Each image should be skipped while the records are restated word for word.

MATERIALS PROVIDED.
•••

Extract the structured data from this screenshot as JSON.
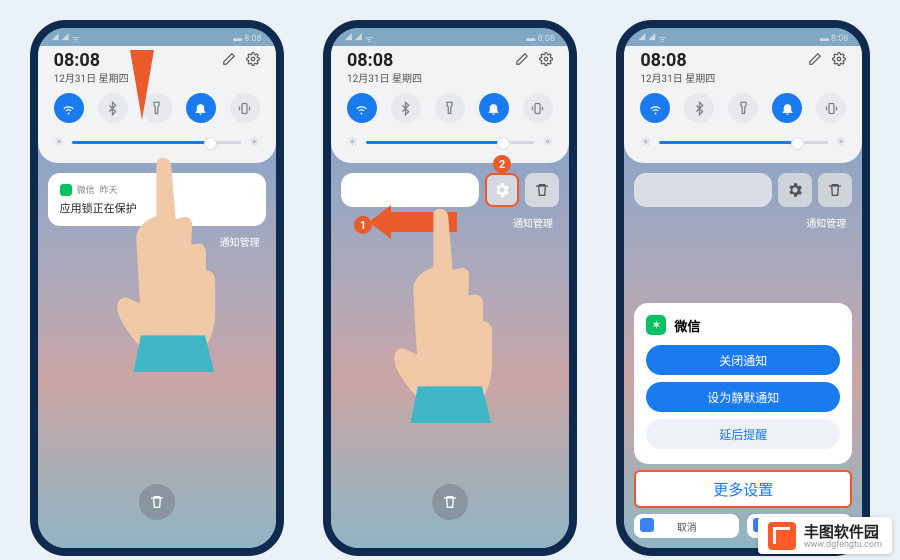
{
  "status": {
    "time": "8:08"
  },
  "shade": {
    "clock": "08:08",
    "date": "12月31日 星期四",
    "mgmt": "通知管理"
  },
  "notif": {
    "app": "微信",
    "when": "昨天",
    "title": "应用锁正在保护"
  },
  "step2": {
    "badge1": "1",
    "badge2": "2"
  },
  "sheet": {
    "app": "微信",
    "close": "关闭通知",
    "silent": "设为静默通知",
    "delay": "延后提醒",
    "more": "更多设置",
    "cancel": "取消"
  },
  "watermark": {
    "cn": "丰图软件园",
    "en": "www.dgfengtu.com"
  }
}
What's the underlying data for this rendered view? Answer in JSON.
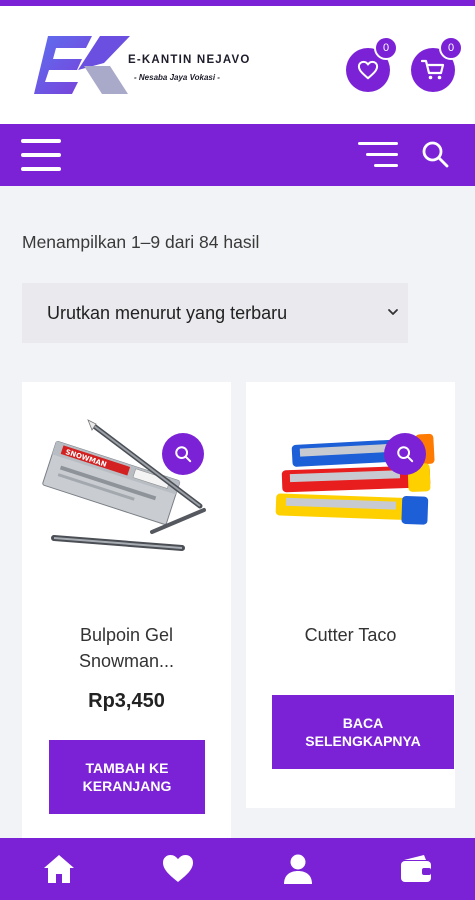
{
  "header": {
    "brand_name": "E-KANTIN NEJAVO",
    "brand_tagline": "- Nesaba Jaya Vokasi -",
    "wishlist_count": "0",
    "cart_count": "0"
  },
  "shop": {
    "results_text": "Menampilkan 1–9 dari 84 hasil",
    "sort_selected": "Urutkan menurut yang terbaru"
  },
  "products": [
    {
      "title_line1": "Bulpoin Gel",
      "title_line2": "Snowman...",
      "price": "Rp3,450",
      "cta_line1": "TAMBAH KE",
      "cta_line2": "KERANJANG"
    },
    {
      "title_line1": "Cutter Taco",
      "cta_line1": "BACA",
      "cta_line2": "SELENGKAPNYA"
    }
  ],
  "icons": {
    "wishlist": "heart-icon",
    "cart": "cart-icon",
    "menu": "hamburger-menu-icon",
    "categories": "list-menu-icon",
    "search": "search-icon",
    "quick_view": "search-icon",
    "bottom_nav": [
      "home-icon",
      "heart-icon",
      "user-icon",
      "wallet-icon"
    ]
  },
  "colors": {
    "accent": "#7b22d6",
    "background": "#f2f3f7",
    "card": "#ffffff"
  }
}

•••

RESULT FOR THIS EXERCISE.
Extract the structured data from this screenshot as JSON.
{
  "status": {
    "time": "8:08"
  },
  "shade": {
    "clock": "08:08",
    "date": "12月31日 星期四",
    "mgmt": "通知管理"
  },
  "notif": {
    "app": "微信",
    "when": "昨天",
    "title": "应用锁正在保护"
  },
  "step2": {
    "badge1": "1",
    "badge2": "2"
  },
  "sheet": {
    "app": "微信",
    "close": "关闭通知",
    "silent": "设为静默通知",
    "delay": "延后提醒",
    "more": "更多设置",
    "cancel": "取消"
  },
  "watermark": {
    "cn": "丰图软件园",
    "en": "www.dgfengtu.com"
  }
}
What's the underlying data for this rendered view? Answer in JSON.
{
  "header": {
    "brand_name": "E-KANTIN NEJAVO",
    "brand_tagline": "- Nesaba Jaya Vokasi -",
    "wishlist_count": "0",
    "cart_count": "0"
  },
  "shop": {
    "results_text": "Menampilkan 1–9 dari 84 hasil",
    "sort_selected": "Urutkan menurut yang terbaru"
  },
  "products": [
    {
      "title_line1": "Bulpoin Gel",
      "title_line2": "Snowman...",
      "price": "Rp3,450",
      "cta_line1": "TAMBAH KE",
      "cta_line2": "KERANJANG"
    },
    {
      "title_line1": "Cutter Taco",
      "cta_line1": "BACA",
      "cta_line2": "SELENGKAPNYA"
    }
  ],
  "icons": {
    "wishlist": "heart-icon",
    "cart": "cart-icon",
    "menu": "hamburger-menu-icon",
    "categories": "list-menu-icon",
    "search": "search-icon",
    "quick_view": "search-icon",
    "bottom_nav": [
      "home-icon",
      "heart-icon",
      "user-icon",
      "wallet-icon"
    ]
  },
  "colors": {
    "accent": "#7b22d6",
    "background": "#f2f3f7",
    "card": "#ffffff"
  }
}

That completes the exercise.